Where to learn

There are dozens of different schools that teach various forms of jiu-jitsu, usually offering the first class for free. For Brazilian-style training, here are some suggestions:

• Relson Gracie Jiu-Jitsu: This school teaches Brazilian-style jiu-jitsu and submission grappling — but without the striking. Average cost is about $50 a month for four classes, with discounts for students and public safety officers such as firefighters and police officers. Single classes cost around $15. Main Academy, 844 Queen St., 2nd floor, 589-2524, www.graciehi.com. (The school also has academies in Mo'ili'ili, Kane'ohe, 'Aiea and Kapa'a.)

• Icon Fitness: Monthly membership ranges from $50 (to take the turbo kickboxing class) to $150 for unlimited training (but it's a special for January). There's also a $100 start-up fee to join. Icon offers classes in jiu-jitsu, yoga and turbo kickboxing. And members can take advantage of the school's pool, Jacuzzi and weight room. Niu Valley Shopping Center, 5730 Kalanianaole Highway, 373-ICON, www.myspace.com/iconmma.

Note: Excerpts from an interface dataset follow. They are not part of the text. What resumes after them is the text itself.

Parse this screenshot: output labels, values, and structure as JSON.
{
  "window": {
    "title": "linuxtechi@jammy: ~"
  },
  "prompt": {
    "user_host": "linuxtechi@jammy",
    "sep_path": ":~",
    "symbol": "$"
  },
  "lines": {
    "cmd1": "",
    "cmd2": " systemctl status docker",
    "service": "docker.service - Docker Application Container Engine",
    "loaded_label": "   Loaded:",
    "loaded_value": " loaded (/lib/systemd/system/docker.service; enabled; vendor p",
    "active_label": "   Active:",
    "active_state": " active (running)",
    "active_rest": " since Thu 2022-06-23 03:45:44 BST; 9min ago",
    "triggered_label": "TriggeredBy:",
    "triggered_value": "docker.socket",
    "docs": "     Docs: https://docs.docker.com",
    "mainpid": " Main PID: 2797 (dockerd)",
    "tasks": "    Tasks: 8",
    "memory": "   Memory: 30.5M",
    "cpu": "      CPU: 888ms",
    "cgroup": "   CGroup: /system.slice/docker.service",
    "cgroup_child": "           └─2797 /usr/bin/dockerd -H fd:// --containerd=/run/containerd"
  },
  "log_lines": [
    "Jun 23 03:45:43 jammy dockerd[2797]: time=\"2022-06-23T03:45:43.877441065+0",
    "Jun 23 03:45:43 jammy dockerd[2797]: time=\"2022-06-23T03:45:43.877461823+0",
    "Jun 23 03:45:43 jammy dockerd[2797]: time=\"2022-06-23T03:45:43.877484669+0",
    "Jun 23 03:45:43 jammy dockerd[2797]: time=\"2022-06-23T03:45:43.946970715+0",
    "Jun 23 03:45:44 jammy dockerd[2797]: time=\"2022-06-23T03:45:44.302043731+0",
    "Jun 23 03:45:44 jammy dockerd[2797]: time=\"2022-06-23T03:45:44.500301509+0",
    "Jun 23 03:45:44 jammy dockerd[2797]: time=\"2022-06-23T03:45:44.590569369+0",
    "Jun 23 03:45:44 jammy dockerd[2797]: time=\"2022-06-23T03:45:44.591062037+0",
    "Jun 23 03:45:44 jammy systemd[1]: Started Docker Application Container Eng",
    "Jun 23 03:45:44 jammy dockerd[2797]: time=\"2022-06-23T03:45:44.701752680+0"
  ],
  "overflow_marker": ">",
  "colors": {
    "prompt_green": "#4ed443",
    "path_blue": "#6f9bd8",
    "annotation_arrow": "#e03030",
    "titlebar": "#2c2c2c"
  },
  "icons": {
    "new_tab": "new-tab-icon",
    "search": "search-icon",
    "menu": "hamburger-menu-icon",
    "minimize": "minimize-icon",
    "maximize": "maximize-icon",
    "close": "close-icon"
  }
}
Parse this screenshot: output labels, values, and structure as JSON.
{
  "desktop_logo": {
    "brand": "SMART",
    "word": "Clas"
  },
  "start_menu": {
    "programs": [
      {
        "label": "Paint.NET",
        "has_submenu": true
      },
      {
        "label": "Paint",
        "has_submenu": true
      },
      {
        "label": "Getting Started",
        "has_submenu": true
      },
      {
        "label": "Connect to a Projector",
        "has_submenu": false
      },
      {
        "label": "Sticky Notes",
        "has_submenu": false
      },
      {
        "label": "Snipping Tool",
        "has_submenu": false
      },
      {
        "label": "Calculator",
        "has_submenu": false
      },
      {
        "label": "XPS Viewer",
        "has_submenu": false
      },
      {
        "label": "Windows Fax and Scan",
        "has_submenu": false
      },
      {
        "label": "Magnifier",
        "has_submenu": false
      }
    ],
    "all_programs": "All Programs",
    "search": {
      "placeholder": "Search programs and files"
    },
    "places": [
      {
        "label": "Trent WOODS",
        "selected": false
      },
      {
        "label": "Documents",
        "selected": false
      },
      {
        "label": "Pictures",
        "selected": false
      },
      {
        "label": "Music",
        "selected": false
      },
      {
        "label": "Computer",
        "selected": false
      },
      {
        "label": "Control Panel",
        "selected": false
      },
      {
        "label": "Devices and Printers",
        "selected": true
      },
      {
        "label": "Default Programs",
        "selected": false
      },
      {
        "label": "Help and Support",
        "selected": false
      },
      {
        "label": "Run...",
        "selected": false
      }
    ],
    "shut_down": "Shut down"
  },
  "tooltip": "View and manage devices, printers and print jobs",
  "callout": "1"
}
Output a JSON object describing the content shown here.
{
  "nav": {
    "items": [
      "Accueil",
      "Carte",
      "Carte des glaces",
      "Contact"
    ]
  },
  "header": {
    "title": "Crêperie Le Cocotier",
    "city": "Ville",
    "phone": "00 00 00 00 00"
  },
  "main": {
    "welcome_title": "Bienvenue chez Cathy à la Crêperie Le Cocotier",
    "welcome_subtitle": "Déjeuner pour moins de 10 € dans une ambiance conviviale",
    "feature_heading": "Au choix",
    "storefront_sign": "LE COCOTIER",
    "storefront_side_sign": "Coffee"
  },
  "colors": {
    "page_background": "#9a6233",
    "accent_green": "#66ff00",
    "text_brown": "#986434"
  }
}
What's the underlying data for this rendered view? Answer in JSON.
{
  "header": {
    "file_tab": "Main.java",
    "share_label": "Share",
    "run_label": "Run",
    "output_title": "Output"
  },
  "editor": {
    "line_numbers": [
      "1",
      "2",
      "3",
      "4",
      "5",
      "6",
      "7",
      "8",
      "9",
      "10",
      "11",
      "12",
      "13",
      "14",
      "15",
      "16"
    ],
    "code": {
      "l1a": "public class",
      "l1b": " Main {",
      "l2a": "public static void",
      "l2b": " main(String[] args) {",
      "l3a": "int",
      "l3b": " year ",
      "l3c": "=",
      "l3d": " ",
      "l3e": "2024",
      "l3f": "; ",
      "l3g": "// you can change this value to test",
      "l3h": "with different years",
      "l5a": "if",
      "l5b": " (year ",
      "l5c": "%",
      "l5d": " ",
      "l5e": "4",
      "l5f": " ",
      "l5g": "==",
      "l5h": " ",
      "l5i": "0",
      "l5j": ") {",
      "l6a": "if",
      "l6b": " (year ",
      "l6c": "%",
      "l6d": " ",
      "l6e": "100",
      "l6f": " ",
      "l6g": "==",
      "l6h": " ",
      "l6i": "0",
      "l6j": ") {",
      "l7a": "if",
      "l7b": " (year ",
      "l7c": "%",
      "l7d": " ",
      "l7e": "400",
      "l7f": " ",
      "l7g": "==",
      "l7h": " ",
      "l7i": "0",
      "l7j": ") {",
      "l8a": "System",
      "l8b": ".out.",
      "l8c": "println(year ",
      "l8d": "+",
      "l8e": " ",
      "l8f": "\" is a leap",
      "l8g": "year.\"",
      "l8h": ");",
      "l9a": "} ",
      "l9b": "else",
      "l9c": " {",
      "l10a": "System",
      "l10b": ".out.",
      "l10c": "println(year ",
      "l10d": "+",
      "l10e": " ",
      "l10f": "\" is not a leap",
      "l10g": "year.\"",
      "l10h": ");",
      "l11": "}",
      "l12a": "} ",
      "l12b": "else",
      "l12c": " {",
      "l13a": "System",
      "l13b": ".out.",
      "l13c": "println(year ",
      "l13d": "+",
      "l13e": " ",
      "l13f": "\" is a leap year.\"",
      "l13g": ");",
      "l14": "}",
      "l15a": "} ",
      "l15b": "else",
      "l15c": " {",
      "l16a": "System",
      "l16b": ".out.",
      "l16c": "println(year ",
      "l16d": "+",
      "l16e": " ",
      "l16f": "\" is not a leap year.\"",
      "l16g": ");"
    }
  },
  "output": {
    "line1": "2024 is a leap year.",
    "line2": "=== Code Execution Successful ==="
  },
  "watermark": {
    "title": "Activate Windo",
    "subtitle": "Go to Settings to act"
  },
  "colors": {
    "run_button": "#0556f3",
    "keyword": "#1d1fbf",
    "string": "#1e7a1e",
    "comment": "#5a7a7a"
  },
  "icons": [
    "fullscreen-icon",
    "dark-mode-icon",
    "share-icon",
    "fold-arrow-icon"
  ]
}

• The Studio: Started by former Superbrawl champion and professional racquetball player Egan Inoue, this school has classes in jiu-jitsu, kickboxing, boxing and self-defense. Monthly membership is $150 for unlimited classes, with discounted rates for students, seniors and families. Or you can purchase a 10-class card for $200. Manoa Marketplace, 2754 Woodlawn Drive, No. 7-103A, 988-6200, www.thestudiohawaii.com.

• Brazilian Freestyle Jiu-Jitsu: This school is part of the Rickson Gracie International Jiu-Jitsu. Cost ranges from $50 to $70 a month, with a $35 annual association fee. Discounts are given to University of Hawai'i students, military and law enforcement. UH's Athletics Complex, Studio 2, 392-8330, www.brazilian-freestyle.com.

Learn More

Adrenaline Konceptz: www.adrenalinekonceptz.com

Blood Line: www.bloodlineclothing.com

Fighter's Corner: www.fighterscorner.net

Hawaii Martial Arts Supply: www.hawaiimartialartssupply.com

On The Mat: www.onthemat.com

Ultimate Fighting Championship: www.ufc.com

Reach Catherine E. Toth at ctoth@honoluluadvertiser.com.